** Stored items from a collection **
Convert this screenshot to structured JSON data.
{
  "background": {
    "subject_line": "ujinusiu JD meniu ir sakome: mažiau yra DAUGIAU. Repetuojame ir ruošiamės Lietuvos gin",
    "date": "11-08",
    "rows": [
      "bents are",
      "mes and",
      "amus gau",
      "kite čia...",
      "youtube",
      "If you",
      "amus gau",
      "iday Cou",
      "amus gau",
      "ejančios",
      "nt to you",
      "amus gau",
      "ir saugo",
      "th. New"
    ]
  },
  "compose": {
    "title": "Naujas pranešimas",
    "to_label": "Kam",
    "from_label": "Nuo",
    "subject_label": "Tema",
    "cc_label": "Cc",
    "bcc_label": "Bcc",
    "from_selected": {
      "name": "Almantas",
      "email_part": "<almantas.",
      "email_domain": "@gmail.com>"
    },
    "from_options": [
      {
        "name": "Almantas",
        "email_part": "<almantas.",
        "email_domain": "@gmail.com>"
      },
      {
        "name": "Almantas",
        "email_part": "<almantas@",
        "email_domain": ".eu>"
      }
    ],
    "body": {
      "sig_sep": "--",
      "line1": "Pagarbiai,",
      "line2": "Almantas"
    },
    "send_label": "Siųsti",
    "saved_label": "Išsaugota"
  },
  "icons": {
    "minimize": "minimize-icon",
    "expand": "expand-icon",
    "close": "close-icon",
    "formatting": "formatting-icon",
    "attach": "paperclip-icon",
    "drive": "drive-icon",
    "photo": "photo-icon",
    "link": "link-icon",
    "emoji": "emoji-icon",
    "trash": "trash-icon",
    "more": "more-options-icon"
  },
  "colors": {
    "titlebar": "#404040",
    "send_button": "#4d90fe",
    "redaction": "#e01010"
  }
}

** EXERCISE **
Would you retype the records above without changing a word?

** EXPECTED ANSWER **
Convert this screenshot to structured JSON data.
{
  "background": {
    "subject_line": "ujinusiu JD meniu ir sakome: mažiau yra DAUGIAU. Repetuojame ir ruošiamės Lietuvos gin",
    "date": "11-08",
    "rows": [
      "bents are",
      "mes and",
      "amus gau",
      "kite čia...",
      "youtube",
      "If you",
      "amus gau",
      "iday Cou",
      "amus gau",
      "ejančios",
      "nt to you",
      "amus gau",
      "ir saugo",
      "th. New"
    ]
  },
  "compose": {
    "title": "Naujas pranešimas",
    "to_label": "Kam",
    "from_label": "Nuo",
    "subject_label": "Tema",
    "cc_label": "Cc",
    "bcc_label": "Bcc",
    "from_selected": {
      "name": "Almantas",
      "email_part": "<almantas.",
      "email_domain": "@gmail.com>"
    },
    "from_options": [
      {
        "name": "Almantas",
        "email_part": "<almantas.",
        "email_domain": "@gmail.com>"
      },
      {
        "name": "Almantas",
        "email_part": "<almantas@",
        "email_domain": ".eu>"
      }
    ],
    "body": {
      "sig_sep": "--",
      "line1": "Pagarbiai,",
      "line2": "Almantas"
    },
    "send_label": "Siųsti",
    "saved_label": "Išsaugota"
  },
  "icons": {
    "minimize": "minimize-icon",
    "expand": "expand-icon",
    "close": "close-icon",
    "formatting": "formatting-icon",
    "attach": "paperclip-icon",
    "drive": "drive-icon",
    "photo": "photo-icon",
    "link": "link-icon",
    "emoji": "emoji-icon",
    "trash": "trash-icon",
    "more": "more-options-icon"
  },
  "colors": {
    "titlebar": "#404040",
    "send_button": "#4d90fe",
    "redaction": "#e01010"
  }
}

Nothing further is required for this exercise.